- Determine the nature of your soreness first:
- Back pump (where there is an uncomfortable tightness in the lower back) is normal and nothing to be concerned about.
- Sharp pain, or even a dull pain that is different from general tightness is a symptom of bad form which needs to be fixed before you consider getting a belt.
- Even small changes to your set up can make a big change in the amount you can lift, and the relative comfort of it.
- A belt does not directly lend support, it merely provides something for you to brace against. It is the bracing that protects your back.
There's no right or wrong answer on when you decide to use a belt, but there is a right and wrong way to use it. Based on studies, you can lift more with a belt, and core strength is similarly engaged both with and without the belt. Eventually, you should wear a belt for the work sets. The important thing is that you learn how to use it properly as a training tool, and don't think of it as a safety net. The truth is, you can get injured wearing a belt and those injuries will be worse mostly because you can lift more than you can without it. You need a strong core either way.
When shopping for a belt, look for these things:
- Same width all the way around (about 3-4").
- 10mm thick should be enough for all but the strongest people (greater than 600 lb squats/deadlifts).
- Single prong or lever belt makes it easier to fasten and remove by yourself.

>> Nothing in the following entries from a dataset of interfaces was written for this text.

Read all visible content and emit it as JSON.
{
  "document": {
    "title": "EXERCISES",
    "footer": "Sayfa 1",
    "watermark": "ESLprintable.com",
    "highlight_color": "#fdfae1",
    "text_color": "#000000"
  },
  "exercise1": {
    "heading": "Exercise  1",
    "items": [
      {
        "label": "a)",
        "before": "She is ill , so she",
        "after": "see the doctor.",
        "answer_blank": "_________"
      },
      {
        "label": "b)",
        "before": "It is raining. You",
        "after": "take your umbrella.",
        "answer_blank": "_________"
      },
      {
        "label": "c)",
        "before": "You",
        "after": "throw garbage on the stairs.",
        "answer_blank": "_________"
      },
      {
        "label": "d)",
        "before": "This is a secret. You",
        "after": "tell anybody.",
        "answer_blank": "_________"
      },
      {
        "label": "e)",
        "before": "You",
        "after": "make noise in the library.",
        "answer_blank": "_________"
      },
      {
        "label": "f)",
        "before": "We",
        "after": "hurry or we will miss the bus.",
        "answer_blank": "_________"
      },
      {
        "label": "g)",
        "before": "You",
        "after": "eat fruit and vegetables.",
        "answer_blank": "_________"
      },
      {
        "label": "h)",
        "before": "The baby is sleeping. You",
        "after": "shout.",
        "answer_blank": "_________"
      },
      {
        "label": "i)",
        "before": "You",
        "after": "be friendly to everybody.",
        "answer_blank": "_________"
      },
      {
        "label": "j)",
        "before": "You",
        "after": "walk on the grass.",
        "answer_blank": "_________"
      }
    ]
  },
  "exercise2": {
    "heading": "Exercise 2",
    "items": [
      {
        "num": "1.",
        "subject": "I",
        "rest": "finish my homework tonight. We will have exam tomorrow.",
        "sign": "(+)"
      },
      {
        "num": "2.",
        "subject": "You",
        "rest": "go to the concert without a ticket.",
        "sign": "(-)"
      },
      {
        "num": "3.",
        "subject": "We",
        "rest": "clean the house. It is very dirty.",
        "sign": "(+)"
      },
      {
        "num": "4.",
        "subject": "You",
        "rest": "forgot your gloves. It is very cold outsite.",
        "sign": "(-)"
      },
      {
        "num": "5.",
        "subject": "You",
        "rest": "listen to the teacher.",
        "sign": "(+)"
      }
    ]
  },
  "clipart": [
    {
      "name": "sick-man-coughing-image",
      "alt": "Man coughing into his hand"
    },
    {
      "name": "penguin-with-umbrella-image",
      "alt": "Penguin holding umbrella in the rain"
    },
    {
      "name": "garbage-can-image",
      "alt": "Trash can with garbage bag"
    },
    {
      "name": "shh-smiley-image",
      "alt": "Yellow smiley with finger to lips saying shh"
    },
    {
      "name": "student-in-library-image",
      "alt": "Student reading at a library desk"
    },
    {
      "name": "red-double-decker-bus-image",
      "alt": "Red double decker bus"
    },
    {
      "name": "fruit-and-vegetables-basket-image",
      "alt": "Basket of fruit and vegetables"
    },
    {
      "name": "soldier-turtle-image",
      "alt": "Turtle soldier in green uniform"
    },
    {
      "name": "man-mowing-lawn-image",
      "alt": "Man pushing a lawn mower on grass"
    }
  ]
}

You will see belts that are wider in the back, but they do not lend any more support. They also tend not to be as thick as belts that are made for performance such as what I described above.
Before buying a belt, make sure of the following things:
- Your lower back is not excessively rounding.
- For Deadlift:
- Your shoulders are in front of the bar
- Your hips are between your shoulders and your knees
- You breath into your spine and brace your back before you pull
- You hold that breath until you are fully upright
- You get a new breath or keep holding the one you stood up with when you put the bar back down. (don't go slow, but keep it controlled)
- For Squat:
- The bar is across your shoulders
- You breath into your spine and brace your back before unracking
- You can catch a new breath when you are fully upright, but keep bracing while the bar is on your back.
- You breath into your spine and brace your back during the squat. The cue "bend the bar" can help with keeping the tightness you need.
The only thing that changes when you add a belt is that you are trying to fill the belt with your breath--you still have a responsibility to brace your back.
Anything you can do to strengthen your core will also help.